According to the Cornell Lab of Ornithology, there are over 450 species of birds that have been recorded in New York State. This number includes both year-round residents and migratory species. Some notable bird species found in the state include the American robin, Canada goose, red-tailed hawk, and ruby-throated hummingbird.

It is important to note that this number is constantly changing as new species are occasionally spotted and added to the list. Birdwatchers and researchers in New York state work diligently to track and document these sightings to better understand bird populations and movements.

How do I identify a bird in my backyard?

First, observe the bird’s physical characteristics such as size, color, shape of beak and feathers. Next, consider its behavior – is it perching on a branch or flying? Is it alone or in a group? Finally, use field guides or online resources to compare your observations with common bird species in your area.

Don’t forget to also listen for the bird’s unique call or song, as this can be a helpful identifier.

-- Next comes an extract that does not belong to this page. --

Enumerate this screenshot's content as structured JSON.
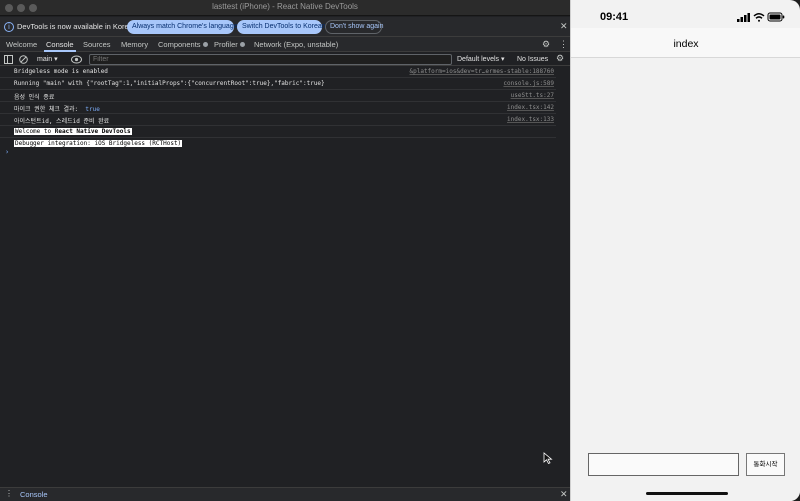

With a little patience and some research, you’ll be able to confidently identify the birds in your backyard.

What are the little brown birds in NYC?

They are most likely house sparrows or American tree sparrows. These birds can often be found in urban environments, scavenging for food and nesting on buildings. Both species were introduced to the United States from Europe in the 19th century and have since become common city dwellers.

Another possibility is a female house finch, which can also appear brown in color. These birds are native to the western United States but have expanded their range and can now be found throughout the country, including in cities.

Winter birds in New York

New York City may also include juncos, chickadees, and occasionally snow buntings. It is important to note that the specific species of small brown birds in a certain area can vary and it is best to observe their physical characteristics and behavior in order to make an accurate identification.